“Since its inception, the National Suicide Prevention Lifeline has worked tirelessly to constantly improve its crisis services and advance suicide prevention, including innovative public messaging and building cutting-edge partnerships,” claimed Sam Brinton, the youth organization’s head of advocacy and government affairs.

“As we seek to fulfill the specific mandate of the National Suicide Hotline Improvement Act to study the effectiveness of this important national resource, it will be critical that the hotline is equipped to most effectively serve all who call,” Brinton continued.

It’s noteworthy that H.R. 2345 was backed by two Republican Congressmen from Utah. Rep. Chris Stewart co-authored the bill, while Sen. Orrin Hatch signed on as a sponsor.

The Beehive State has been the focus of national attention after advocates reported a string of suicides among LGBTQ youth from November 2015 to January 2016. During that time, the support group Mama Dragons claimed that at least 30 queer and trans young people took their own lives — and they say these suicides weren’t officially reported by state officials.

Utah has the fifth-highest rate of suicide in the nation. Critics say the issue reached critical mass, however, after a policy from the Church of Jesus Christ of Latter-day Saints was released branding the same-sex couples as “apostates” and barring their children from receiving the rites of baptism.

Children raised by gay parents are only eligible to be blessed in the church if they renounce same-sex marriage upon turning 18.

After delivering an impassioned address calling on his colleagues in the Senate to support LGBTQ youth, Hatch called H.R. 2345 “a first step in helping those contemplating suicide.”

“No one should feel less because of their orientation,” Hatch claimed in the June speech. “They deserve our unwavering love and support. They deserve our validation and the assurance that not only is there a place for them in this society but that it is far better off because of them.
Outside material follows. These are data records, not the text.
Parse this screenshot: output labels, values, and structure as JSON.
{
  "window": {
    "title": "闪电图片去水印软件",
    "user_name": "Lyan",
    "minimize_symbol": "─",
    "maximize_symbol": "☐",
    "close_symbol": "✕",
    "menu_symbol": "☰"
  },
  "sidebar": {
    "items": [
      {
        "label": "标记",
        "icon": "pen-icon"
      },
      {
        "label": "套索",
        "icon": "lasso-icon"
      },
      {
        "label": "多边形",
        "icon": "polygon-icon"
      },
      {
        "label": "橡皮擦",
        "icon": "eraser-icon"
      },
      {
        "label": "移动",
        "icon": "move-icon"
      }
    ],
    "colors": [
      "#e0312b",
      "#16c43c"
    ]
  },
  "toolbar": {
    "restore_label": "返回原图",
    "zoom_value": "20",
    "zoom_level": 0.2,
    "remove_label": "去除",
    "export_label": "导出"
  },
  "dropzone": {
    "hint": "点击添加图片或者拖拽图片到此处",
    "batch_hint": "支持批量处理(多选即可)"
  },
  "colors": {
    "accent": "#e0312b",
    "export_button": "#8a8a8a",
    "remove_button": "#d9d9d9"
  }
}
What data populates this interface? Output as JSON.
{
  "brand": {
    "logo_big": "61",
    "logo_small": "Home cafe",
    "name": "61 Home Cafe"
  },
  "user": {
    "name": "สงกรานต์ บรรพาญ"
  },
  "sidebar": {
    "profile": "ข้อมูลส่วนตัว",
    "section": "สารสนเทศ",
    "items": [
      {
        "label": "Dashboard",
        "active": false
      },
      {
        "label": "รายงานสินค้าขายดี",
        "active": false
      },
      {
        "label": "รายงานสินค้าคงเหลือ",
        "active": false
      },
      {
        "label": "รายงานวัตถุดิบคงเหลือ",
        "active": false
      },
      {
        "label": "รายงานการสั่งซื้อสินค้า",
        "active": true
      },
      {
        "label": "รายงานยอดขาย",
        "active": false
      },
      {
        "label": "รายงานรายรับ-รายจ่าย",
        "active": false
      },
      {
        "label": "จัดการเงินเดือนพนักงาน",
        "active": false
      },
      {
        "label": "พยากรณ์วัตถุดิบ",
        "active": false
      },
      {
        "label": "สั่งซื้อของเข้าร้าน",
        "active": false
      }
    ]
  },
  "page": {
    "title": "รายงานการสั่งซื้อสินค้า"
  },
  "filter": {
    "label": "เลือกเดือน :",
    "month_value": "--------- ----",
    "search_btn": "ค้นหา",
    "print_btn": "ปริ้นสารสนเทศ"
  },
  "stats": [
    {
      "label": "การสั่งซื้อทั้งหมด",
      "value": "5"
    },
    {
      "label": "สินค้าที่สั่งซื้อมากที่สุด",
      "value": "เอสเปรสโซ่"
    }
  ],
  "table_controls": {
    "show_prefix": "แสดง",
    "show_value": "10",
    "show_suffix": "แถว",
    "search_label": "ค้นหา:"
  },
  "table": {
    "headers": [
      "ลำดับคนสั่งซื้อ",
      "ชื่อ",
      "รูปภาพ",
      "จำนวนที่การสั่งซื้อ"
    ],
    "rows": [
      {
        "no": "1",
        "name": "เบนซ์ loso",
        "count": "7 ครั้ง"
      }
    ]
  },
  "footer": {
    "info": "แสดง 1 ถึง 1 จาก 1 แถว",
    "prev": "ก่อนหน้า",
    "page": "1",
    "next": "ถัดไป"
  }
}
These young people need us, and we desperately need them.”

The Senator added that “these young men and women deserve to feel young, cared for, and accepted for who they are.”

“We all have a stake in this,” Hatch continued. “We all have family or loved ones who feel marginalized because of gender identity or sexual orientation, and we need to be there for them.”

Stewart, the other Utah Congressman behind the bill, predicted that H.R. 2345 would “save lives.”

“Every nine minutes someone commits suicide in the U.S., and for every suicide-related death, there are 25 attempts,” he said in a statement. “These are truly heartbreaking statistics and sadly they hit close to home. […] The National Suicide Prevention Hotline Improvement Act is a bipartisan and commonsense piece of legislation that has the ability to save lives.”

The legislation must be approved by President Donald Trump before it can be made into law. But with supermajorities in both houses, Congress would have the ability to override the president’s veto should he refuse to sign it.

Image via Getty


Nico Lang

Nico Lang is a staff writer for INTO, covering news, politics, and global LGBTQ issues.